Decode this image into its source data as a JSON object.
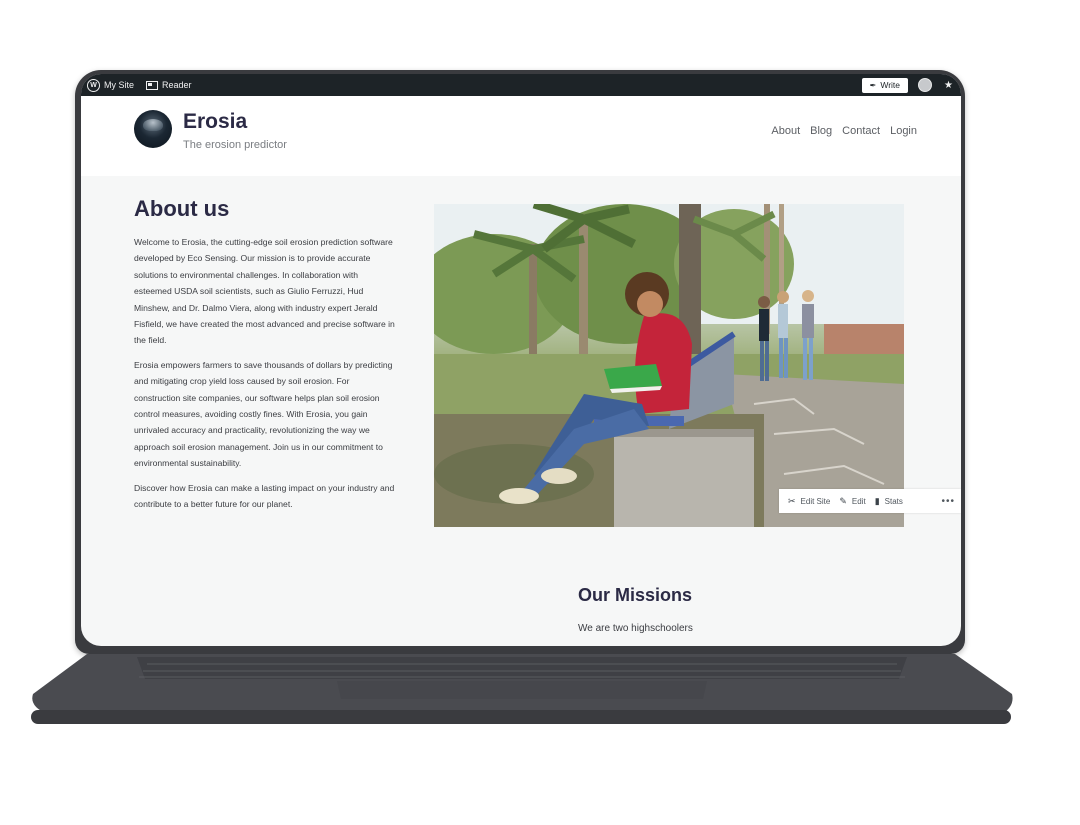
{
  "adminbar": {
    "my_site": "My Site",
    "reader": "Reader",
    "write": "Write"
  },
  "site": {
    "title": "Erosia",
    "tagline": "The erosion predictor",
    "nav": [
      "About",
      "Blog",
      "Contact",
      "Login"
    ]
  },
  "about": {
    "heading": "About us",
    "paragraphs": [
      "Welcome to Erosia, the cutting-edge soil erosion prediction software developed by Eco Sensing. Our mission is to provide accurate solutions to environmental challenges. In collaboration with esteemed USDA soil scientists, such as Giulio Ferruzzi, Hud Minshew, and Dr. Dalmo Viera, along with industry expert Jerald Fisfield, we have created the most advanced and precise software in the field.",
      "Erosia empowers farmers to save thousands of dollars by predicting and mitigating crop yield loss caused by soil erosion. For construction site companies, our software helps plan soil erosion control measures, avoiding costly fines. With Erosia, you gain unrivaled accuracy and practicality, revolutionizing the way we approach soil erosion management. Join us in our commitment to environmental sustainability.",
      "Discover how Erosia can make a lasting impact on your industry and contribute to a better future for our planet."
    ]
  },
  "toolbar": {
    "edit_site": "Edit Site",
    "edit": "Edit",
    "stats": "Stats",
    "more": "•••"
  },
  "missions": {
    "heading": "Our Missions",
    "text": "We are two highschoolers"
  },
  "colors": {
    "heading": "#2b2a45",
    "adminbar": "#1d2327",
    "laptop_body": "#3a3b3f"
  }
}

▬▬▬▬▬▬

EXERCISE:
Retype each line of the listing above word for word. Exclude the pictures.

FINISHED TASK:
Decode this image into its source data as a JSON object.
{
  "adminbar": {
    "my_site": "My Site",
    "reader": "Reader",
    "write": "Write"
  },
  "site": {
    "title": "Erosia",
    "tagline": "The erosion predictor",
    "nav": [
      "About",
      "Blog",
      "Contact",
      "Login"
    ]
  },
  "about": {
    "heading": "About us",
    "paragraphs": [
      "Welcome to Erosia, the cutting-edge soil erosion prediction software developed by Eco Sensing. Our mission is to provide accurate solutions to environmental challenges. In collaboration with esteemed USDA soil scientists, such as Giulio Ferruzzi, Hud Minshew, and Dr. Dalmo Viera, along with industry expert Jerald Fisfield, we have created the most advanced and precise software in the field.",
      "Erosia empowers farmers to save thousands of dollars by predicting and mitigating crop yield loss caused by soil erosion. For construction site companies, our software helps plan soil erosion control measures, avoiding costly fines. With Erosia, you gain unrivaled accuracy and practicality, revolutionizing the way we approach soil erosion management. Join us in our commitment to environmental sustainability.",
      "Discover how Erosia can make a lasting impact on your industry and contribute to a better future for our planet."
    ]
  },
  "toolbar": {
    "edit_site": "Edit Site",
    "edit": "Edit",
    "stats": "Stats",
    "more": "•••"
  },
  "missions": {
    "heading": "Our Missions",
    "text": "We are two highschoolers"
  },
  "colors": {
    "heading": "#2b2a45",
    "adminbar": "#1d2327",
    "laptop_body": "#3a3b3f"
  }
}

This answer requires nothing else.